In a brain lacking glucose, it’s harder to control signs of anger. Acute bouts of hunger trigger the release of stress hormones, which makes it harder to manage our anger and irritability.

When we get hungry, and remain hungry, our moods are hugely affected. Our tempers flair, we become super irritable, and human interaction becomes difficult. That's where the term 'hangry' comes from -- a marriage of "hungry" and "angry." And it turns out feeling hangry is a very real thing.

“What’s interesting is hanger is actually a survival mechanism,” Brenda Bustillos, a registered dietitian, told Vital Record. “The amount of glucose available for the brain declines as more time passes between meals. Food is important because when glucose levels become too low, our brain triggers the release of stress hormones.”

Basically, glucose nourishes the brain. So, when hanger kicks in, it means your brain is in need of fuel just as much as the rest of your body.

“Glucose is the number one fuel for the brain and it aids with concentration and our thinking abilities,” Bustillos said. “There is a definite linkage between lack of glucose—because of lack of food intake—and limited self-control responses.”

So, when we feel hangry, it's because our bodies aren't able to control and regulate itself as well, which creates frustration.

“In a brain lacking glucose, it’s harder to control signs of anger. Acute bouts of hunger trigger the release of stress hormones, which makes it harder to manage our anger and irritability.”

The solution? Don't wait until you're hungry to eat. And when you do eat, choose healthy foods that will help to lessen your stress.

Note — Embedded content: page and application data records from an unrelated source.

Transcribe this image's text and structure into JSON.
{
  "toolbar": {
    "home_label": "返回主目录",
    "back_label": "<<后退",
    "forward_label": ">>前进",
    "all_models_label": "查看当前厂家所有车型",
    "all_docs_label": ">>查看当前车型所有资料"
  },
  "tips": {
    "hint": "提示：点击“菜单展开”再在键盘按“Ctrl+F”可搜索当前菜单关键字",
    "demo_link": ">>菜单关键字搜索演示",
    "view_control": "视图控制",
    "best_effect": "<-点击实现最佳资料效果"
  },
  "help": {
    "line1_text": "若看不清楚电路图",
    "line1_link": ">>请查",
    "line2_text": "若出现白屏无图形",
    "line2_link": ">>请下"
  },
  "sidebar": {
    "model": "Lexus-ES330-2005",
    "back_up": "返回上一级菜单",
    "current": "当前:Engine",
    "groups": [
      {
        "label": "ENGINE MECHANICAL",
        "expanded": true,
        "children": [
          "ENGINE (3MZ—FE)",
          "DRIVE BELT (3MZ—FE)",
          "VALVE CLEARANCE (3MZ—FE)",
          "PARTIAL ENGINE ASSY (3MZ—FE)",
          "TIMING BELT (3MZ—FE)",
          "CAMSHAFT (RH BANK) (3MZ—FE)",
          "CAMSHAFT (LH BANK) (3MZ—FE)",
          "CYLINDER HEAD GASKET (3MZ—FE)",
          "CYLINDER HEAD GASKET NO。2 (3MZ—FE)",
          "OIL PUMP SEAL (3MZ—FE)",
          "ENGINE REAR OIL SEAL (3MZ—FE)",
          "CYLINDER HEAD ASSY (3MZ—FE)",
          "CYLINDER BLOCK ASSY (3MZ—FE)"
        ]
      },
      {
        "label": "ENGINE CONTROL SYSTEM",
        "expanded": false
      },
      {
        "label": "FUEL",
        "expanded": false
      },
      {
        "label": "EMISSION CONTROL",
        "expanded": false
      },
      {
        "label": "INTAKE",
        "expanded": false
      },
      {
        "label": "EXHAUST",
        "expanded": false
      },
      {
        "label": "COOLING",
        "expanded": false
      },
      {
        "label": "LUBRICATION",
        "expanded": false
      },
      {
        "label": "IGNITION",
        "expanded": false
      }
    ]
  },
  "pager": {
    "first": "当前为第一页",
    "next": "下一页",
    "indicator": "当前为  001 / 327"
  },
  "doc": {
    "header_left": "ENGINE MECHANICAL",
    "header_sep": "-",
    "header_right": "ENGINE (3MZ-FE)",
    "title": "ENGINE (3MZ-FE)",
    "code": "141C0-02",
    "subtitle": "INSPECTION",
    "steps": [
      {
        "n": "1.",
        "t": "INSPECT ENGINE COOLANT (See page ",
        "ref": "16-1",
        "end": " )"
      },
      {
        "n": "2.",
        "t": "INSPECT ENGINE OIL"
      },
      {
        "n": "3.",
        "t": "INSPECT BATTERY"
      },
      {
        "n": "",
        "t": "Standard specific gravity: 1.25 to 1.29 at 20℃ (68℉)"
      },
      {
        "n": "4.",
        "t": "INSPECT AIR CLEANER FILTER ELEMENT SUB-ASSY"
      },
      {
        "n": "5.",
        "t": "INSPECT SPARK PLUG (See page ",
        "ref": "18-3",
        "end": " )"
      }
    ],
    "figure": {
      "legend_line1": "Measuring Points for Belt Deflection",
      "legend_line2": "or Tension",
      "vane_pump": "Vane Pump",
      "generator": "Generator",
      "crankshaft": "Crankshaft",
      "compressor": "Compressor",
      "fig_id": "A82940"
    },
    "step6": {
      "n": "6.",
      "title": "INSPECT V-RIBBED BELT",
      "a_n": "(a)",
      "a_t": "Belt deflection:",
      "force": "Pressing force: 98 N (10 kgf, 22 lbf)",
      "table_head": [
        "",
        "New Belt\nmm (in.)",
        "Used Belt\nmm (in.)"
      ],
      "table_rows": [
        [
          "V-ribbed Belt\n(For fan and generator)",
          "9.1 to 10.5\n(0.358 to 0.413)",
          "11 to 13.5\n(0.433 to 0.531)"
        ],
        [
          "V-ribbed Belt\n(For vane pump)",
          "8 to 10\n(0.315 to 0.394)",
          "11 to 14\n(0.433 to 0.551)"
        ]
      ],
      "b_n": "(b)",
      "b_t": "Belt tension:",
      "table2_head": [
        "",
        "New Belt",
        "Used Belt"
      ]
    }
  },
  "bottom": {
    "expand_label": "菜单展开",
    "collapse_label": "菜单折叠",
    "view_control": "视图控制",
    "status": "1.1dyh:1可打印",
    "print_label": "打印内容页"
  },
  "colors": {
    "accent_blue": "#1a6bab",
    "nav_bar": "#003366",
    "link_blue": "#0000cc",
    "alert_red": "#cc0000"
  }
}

“We can make a conscious effort to curb our hanger by consuming small portions of nutrient-dense foods throughout the day," Bustillos said. "Investing in smart habits will help stave off these undesirable symptoms.”

H/T Futurity